[PROBLEM] In the data below, find every line with the word "Каталоги" and copy it out.

Items listed in a dataset:
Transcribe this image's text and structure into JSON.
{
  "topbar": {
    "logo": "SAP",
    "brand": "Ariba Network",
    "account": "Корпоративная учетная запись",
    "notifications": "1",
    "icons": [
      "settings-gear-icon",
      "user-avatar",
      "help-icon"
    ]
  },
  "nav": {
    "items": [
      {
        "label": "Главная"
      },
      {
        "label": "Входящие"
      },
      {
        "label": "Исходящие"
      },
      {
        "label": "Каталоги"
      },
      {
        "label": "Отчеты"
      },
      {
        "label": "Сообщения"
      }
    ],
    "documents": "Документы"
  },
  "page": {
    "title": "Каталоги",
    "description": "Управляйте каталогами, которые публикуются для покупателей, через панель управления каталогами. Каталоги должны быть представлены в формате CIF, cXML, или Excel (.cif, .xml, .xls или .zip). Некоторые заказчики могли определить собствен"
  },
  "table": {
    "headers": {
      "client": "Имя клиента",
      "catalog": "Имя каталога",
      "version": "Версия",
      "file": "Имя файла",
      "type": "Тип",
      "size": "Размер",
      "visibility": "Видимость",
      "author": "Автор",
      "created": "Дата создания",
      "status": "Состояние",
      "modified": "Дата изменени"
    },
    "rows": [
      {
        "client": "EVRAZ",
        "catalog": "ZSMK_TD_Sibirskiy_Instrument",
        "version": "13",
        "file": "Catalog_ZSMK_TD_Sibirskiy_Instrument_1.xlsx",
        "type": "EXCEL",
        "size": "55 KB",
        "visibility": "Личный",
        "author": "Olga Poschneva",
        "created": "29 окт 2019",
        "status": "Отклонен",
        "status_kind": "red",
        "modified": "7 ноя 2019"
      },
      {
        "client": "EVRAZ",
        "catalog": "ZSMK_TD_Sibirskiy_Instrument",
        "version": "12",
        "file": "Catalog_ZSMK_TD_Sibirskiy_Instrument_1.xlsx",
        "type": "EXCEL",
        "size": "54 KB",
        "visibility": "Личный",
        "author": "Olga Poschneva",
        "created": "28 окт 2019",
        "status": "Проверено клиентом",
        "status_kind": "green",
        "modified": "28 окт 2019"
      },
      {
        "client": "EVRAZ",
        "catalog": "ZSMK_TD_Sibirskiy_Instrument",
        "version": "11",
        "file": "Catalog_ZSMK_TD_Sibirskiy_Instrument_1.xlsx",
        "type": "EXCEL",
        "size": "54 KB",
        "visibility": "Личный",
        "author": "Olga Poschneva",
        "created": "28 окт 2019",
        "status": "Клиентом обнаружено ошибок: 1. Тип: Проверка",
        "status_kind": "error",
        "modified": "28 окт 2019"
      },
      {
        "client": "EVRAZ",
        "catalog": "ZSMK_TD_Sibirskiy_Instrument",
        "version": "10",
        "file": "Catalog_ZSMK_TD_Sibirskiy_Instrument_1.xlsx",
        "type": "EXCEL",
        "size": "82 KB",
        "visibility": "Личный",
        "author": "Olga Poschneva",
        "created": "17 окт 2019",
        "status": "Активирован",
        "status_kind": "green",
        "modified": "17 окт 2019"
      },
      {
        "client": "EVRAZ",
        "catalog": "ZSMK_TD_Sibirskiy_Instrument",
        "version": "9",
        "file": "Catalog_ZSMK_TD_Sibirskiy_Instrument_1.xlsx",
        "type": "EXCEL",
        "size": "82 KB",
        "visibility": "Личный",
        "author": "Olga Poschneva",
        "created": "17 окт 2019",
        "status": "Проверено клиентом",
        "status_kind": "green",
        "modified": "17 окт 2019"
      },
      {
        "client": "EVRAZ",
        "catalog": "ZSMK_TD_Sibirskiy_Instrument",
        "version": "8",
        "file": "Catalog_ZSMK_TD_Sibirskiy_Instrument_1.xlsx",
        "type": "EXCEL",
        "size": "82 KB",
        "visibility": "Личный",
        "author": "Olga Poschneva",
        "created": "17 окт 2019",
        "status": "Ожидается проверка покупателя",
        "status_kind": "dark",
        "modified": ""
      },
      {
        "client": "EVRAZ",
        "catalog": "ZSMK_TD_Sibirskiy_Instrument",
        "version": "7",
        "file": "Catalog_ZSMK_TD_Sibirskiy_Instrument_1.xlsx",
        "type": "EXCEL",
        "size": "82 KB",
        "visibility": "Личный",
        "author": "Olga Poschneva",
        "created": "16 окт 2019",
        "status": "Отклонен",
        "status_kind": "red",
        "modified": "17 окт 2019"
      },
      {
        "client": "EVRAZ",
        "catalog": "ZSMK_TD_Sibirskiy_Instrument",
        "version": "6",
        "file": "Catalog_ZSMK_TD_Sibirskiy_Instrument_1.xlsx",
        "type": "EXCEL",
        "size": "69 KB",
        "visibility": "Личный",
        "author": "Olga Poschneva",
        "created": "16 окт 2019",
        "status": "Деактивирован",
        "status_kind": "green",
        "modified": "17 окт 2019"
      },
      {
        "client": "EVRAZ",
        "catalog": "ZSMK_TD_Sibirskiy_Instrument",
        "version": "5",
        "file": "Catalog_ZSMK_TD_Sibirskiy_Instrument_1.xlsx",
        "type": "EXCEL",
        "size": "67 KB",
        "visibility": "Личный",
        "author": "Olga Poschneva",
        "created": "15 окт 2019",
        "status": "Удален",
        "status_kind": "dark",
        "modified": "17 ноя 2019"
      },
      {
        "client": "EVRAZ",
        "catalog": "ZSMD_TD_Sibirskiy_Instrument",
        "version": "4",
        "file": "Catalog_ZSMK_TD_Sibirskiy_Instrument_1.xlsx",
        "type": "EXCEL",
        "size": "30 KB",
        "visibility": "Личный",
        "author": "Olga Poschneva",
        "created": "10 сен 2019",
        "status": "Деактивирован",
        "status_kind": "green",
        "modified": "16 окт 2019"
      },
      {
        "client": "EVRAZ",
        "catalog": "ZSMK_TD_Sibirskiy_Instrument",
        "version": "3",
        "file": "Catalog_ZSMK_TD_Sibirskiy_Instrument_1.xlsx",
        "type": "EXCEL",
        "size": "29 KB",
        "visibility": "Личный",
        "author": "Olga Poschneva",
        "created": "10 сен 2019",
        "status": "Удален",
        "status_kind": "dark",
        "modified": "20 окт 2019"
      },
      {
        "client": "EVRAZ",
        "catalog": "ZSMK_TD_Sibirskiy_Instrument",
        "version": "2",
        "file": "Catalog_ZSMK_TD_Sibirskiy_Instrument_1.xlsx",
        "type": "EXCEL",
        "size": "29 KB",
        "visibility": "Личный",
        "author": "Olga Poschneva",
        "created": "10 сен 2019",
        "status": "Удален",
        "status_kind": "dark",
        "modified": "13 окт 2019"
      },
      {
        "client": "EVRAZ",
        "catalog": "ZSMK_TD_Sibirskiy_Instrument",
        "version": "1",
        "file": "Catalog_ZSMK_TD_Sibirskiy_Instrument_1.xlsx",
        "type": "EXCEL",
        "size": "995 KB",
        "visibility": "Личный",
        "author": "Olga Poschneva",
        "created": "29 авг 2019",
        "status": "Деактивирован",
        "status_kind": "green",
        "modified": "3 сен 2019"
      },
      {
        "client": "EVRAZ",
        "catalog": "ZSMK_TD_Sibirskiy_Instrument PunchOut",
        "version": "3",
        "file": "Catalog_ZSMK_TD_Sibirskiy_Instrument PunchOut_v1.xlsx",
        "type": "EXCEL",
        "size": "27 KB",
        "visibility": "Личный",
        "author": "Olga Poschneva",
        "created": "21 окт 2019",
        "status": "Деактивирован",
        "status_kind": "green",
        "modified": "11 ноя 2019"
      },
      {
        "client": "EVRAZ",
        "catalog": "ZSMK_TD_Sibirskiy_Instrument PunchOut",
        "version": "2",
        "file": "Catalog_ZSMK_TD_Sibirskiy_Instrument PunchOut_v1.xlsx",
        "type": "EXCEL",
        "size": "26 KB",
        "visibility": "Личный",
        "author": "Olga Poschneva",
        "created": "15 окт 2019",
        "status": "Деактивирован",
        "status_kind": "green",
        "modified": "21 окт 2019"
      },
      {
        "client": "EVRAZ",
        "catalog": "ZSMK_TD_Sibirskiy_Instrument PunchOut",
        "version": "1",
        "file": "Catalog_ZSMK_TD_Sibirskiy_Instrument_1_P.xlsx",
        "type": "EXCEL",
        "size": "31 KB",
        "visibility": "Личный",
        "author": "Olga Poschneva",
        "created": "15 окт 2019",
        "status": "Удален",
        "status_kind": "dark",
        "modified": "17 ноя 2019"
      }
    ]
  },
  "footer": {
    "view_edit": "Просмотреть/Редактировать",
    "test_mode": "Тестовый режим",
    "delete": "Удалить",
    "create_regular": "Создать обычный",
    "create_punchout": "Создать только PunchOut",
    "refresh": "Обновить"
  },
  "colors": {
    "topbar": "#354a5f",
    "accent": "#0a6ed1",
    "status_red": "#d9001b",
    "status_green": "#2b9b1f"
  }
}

[SOLUTION BELOW]
        "label": "Каталоги"
    "title": "Каталоги",
    "description": "Управляйте каталогами, которые публикуются для покупателей, через панель управления каталогами. Каталоги должны быть представлены в формате CIF, cXML, или Excel (.cif, .xml, .xls или .zip). Некоторые заказчики могли определить собствен"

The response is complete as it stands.